August 2, 2014
ABCDEFGHIJKLMNOPQRSTUVWXYZ

Diabetes

 Health Home >> Diabetes >> Managing your blood sugar levels 


Managing high blood sugar and ketoacidosis

What is high blood sugar?

For a person with diabetes, high blood sugar (or hyperglycemia) is a fact of life.

The symptoms of high blood sugar levels can include:

  • tiredness
  • blurred vision
  • thirst
  • frequency of urination
  • weight loss

If blood sugars get very high, people with diabetes are at risk for diabetic ketoacidosis, which can be very serious.

Ketoacidosis

In type 1 diabetes, where the body cannot use the sugar for fuel due to a lack of insulin, the body is literally starved and goes elsewhere for fuel. Without access to sugar in the fat cells, your body will begin to directly break down fat to use as fuel. The break down of fat releases energy, but also generates ketones. High levels of ketones usually build up gradually in blood and urine, causing it to become more acidic. This is called ketoacidosis. As a result of this, many of the enzymes that control the body's metabolic processes aren't able to function as well.

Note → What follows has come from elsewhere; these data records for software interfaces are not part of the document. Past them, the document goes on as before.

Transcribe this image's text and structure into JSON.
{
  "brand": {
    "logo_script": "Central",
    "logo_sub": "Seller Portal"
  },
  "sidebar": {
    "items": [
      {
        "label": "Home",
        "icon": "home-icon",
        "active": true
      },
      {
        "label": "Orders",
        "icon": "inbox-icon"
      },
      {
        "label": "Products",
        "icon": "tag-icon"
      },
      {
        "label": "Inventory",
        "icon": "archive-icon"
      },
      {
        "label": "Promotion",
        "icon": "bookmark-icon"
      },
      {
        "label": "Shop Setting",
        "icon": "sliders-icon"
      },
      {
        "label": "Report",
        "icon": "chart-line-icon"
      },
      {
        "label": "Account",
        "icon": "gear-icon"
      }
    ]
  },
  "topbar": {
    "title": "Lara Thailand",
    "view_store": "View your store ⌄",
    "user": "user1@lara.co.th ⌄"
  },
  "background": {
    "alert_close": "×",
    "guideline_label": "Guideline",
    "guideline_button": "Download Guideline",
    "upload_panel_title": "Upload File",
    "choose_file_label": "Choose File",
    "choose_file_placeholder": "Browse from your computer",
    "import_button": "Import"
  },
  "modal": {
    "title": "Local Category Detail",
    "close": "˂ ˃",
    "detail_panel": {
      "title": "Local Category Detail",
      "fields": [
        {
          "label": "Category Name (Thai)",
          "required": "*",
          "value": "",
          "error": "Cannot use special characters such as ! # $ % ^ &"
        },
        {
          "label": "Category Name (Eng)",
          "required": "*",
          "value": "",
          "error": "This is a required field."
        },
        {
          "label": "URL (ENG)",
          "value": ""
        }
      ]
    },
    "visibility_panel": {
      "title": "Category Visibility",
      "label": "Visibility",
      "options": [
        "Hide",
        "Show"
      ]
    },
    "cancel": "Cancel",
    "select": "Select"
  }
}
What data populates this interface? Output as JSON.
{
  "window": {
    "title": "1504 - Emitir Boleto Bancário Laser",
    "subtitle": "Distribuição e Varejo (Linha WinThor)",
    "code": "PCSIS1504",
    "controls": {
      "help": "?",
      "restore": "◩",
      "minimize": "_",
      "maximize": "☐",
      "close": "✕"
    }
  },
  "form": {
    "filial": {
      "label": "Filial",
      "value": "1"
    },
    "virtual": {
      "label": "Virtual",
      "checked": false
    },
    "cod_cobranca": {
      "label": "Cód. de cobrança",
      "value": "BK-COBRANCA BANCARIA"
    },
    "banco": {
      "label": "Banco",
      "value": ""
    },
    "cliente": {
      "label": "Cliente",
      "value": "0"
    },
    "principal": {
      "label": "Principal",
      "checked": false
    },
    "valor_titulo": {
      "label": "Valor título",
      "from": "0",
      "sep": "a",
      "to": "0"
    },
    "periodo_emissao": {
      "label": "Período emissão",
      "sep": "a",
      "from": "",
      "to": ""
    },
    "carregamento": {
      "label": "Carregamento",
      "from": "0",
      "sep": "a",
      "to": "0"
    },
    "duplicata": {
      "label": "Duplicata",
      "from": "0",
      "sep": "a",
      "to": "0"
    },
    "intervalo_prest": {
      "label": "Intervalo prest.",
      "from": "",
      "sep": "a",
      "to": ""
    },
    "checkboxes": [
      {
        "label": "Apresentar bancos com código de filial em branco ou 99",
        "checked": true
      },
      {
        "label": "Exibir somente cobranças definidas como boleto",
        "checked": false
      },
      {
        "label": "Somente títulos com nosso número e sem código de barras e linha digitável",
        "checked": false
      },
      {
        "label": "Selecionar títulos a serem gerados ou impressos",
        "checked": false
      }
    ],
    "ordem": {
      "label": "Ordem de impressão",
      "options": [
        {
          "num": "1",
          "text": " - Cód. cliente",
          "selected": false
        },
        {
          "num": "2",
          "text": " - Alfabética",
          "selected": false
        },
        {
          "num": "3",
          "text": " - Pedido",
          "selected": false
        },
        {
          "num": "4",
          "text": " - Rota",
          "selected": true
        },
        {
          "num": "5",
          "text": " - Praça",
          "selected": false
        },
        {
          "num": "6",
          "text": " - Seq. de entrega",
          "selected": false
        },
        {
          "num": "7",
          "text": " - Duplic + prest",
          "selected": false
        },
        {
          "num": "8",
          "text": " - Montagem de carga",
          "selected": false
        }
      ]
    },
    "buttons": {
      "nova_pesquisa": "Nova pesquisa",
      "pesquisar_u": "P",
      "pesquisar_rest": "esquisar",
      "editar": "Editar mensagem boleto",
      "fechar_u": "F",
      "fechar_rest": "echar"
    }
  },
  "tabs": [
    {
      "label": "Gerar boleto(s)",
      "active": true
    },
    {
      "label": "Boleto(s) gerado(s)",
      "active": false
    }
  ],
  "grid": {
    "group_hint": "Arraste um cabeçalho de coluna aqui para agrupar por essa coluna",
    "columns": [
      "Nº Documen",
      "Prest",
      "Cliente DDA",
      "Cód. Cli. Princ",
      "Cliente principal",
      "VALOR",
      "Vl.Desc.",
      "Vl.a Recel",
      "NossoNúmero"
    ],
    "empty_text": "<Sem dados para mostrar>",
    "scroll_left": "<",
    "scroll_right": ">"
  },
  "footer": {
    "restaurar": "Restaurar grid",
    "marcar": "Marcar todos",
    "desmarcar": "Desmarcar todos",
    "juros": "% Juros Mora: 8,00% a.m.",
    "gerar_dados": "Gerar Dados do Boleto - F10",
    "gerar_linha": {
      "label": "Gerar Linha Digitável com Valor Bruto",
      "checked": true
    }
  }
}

Symptoms of diabetic ketoacidosis (DKA)can include:

  • abdominal pain (especially in children)
  • confusion
  • decreased perspiration
  • deep and rapid breathing
  • dry cool skin
  • excessive thirst and urination
  • fatigue
  • high blood glucose
  • nausea and vomiting
  • presence of ketones in the urine
  • rapid weight loss
  • sweet, fruity odour on the breath (it may smell like nail polish remover)

What to do?

If you suspect that you have ketoacidosis based on your symptoms, you should get your blood sugar levels checked. You can also check for ketones in the blood and urine. Contact your diabetes team if you are feeling unwell or have ketones or high blood sugars. Sometimes, depending on the severity of the situation, it is necessary to seek urgent medical attention.


Did you find what you were looking for on our website? Please let us know.

Ad

The contents of this site are for informational purposes only and are meant to be discussed with your physician or other qualified health care professional before being acted on. Never disregard any advice given to you by your doctor or other qualified health care professional. Always seek the advice of a physician or other licensed health care professional regarding any questions you have about your medical condition(s) and treatment(s). This site is not a substitute for medical advice.

© 1996 - 2014 MediResource Inc. - MediResource reaches millions of Canadians each year.